On June 15th, employers in
Ontario have another compliance requirement. Bill 168
amends the current Occupational Health and Safety Act
(OHSA) to explicitly include workplace violence and
describes employer duties.
The Ontario Ministry of Labour provides some support
and guidance on their
website, but many of the provisions already
existed under the general obligation of employers to
provide for the safety of workers and the right of
workers to refuse unsafe work. These are common in
most Canadian jurisdictions. So what is new about the
Bill 168 provisions?
In Ontario two high profile workplace incidents
highlighted the danger to workers in the workplace
from violence. The inquest recommendations following
the murder of Lori Dupont in the Hotel Dieu Hospital
in Windsor in 2005 and the murderous rampage by OC
Transpo employee Pierre Lebrun in 1999 in Ottawa led directly to
Bill 168ís amendments to the existing regulations.
Employers must perform a hazard assessment, similar to

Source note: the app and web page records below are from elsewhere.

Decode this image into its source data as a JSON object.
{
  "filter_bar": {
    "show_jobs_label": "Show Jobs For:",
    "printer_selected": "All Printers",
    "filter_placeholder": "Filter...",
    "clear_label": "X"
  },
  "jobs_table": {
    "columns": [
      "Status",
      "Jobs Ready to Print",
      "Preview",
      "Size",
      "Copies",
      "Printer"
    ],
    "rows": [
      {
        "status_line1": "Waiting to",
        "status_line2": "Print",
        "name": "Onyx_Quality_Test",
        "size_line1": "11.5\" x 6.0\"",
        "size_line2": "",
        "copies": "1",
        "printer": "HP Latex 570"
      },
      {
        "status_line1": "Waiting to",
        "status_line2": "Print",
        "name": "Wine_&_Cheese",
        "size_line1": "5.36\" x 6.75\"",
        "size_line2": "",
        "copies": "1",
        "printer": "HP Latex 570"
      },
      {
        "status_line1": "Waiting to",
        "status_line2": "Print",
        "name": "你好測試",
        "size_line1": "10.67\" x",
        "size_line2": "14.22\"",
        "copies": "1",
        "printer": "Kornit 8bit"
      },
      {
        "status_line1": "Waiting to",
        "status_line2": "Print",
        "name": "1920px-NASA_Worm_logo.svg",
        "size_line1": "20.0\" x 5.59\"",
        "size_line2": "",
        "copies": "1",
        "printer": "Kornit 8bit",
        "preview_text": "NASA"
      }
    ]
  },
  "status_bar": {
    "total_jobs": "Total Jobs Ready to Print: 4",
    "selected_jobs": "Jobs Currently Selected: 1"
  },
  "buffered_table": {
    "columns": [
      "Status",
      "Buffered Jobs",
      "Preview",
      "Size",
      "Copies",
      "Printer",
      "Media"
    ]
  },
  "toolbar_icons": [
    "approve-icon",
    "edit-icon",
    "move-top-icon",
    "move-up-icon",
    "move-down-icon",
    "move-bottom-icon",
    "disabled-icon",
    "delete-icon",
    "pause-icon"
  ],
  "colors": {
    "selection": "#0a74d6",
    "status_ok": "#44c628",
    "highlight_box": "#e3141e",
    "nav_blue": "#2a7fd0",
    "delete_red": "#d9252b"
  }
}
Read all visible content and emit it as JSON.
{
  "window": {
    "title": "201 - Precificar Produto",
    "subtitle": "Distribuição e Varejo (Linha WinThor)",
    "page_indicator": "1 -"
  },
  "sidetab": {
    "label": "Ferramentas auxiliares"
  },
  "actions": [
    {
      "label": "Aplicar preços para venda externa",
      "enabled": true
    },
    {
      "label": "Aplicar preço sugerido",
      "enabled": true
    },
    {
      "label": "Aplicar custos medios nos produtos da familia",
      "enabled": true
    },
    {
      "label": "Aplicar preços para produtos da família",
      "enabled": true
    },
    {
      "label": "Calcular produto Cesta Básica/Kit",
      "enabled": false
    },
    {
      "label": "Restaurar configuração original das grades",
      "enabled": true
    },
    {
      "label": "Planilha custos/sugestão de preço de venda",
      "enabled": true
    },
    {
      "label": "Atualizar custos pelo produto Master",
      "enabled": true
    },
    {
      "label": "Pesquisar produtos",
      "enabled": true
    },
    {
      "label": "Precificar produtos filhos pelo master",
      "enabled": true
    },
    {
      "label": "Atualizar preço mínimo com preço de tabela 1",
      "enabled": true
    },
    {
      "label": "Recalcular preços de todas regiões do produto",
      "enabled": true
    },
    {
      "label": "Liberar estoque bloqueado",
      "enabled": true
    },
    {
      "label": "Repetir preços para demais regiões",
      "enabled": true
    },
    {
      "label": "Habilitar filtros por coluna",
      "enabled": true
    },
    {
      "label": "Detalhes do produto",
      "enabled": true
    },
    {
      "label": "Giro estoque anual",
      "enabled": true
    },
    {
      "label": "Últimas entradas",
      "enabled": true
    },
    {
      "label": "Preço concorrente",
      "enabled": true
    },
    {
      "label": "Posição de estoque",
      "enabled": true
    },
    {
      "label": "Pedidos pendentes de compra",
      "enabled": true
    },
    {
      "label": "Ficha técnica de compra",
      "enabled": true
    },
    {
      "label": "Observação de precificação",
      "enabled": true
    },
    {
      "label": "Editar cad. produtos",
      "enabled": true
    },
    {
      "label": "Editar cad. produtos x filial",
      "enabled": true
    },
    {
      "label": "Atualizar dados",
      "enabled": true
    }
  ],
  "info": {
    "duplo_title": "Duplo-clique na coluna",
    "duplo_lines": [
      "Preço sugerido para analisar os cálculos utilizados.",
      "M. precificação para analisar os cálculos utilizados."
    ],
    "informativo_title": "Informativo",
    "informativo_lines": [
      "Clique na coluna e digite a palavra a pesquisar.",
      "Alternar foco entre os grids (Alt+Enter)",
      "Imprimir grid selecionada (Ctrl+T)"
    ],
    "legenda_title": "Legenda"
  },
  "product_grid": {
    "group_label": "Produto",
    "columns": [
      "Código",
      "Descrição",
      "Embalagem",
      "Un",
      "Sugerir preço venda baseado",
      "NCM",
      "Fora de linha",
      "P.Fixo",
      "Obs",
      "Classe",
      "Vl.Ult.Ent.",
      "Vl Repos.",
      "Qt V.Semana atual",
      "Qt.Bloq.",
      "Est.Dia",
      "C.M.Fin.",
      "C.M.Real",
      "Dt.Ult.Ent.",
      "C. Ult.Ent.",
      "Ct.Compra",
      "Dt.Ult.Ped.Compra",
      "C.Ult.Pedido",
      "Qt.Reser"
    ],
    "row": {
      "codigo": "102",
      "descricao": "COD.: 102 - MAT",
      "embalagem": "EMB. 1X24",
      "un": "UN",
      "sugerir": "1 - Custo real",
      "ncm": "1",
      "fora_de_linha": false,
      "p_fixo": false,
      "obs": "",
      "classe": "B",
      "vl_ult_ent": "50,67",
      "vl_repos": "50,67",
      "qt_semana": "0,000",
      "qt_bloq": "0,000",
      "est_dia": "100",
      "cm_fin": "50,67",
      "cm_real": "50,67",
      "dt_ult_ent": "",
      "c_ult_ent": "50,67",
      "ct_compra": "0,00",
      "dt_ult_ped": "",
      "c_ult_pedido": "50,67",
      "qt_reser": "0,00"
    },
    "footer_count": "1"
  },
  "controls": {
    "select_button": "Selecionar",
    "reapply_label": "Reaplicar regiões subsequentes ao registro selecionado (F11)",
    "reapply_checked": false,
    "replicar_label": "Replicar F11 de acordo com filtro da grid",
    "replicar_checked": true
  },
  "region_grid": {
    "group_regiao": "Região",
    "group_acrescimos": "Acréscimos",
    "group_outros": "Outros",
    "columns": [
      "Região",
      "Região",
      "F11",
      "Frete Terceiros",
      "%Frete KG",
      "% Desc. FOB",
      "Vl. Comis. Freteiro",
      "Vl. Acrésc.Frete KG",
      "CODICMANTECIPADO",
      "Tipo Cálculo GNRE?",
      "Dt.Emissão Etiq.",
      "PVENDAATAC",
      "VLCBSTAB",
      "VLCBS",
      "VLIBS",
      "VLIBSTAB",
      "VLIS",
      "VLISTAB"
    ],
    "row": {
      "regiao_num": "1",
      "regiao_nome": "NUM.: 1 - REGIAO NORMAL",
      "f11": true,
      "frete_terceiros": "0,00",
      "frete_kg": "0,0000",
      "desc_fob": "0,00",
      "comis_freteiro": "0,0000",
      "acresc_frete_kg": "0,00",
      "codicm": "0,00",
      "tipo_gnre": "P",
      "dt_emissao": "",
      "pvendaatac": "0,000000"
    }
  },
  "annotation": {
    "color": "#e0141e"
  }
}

the hazard assessment they would undertake for
hazardous products under WHMIS, or hazardous
procedures like working in confined spaces. The
Ďhazardsí dealt with by Bill 168 are workplace
violence or harassment by other employees, clients or
the public. Policies and procedures must be put into
place to deal with the hazards identified. Just like
any other workplace hazard the onus is on the
employer, working with the Joint Health and Safety
Committee, to identify potential hazards and consider
engineering controls, administrative controls or
issuing personal protective equipment. This could be
as simple as ensuring the door locks are adequate, or
as complicated as changing work shifts so vulnerable
employees work in teams.
Bill 168 explicitly requires employers to protect
workers in cases of Ďdomesticí violence as well. If
the employer is aware of a domestic violence situation
that could occur in the workplace, then reasonable
precautions to protect the worker must be taken.
Bill 168 also requires that the employer inform the
workers of potential hazards including another
personís history of violence. For example, a nurse or
personal care worker must be informed of a patient who
has a history of violence despite the privacy
protections usually granted for such records.
With all compliance matters itís crucial to document
the process for any Ministry of Labour inspection that
may occur or for an investigation after an incident.
Written policies and procedures, records of training
and evidence that the policies were enforced must
be kept. Any incident of workplace violence or
harassment must be investigated by a designated person
and the steps taken must be documented fully.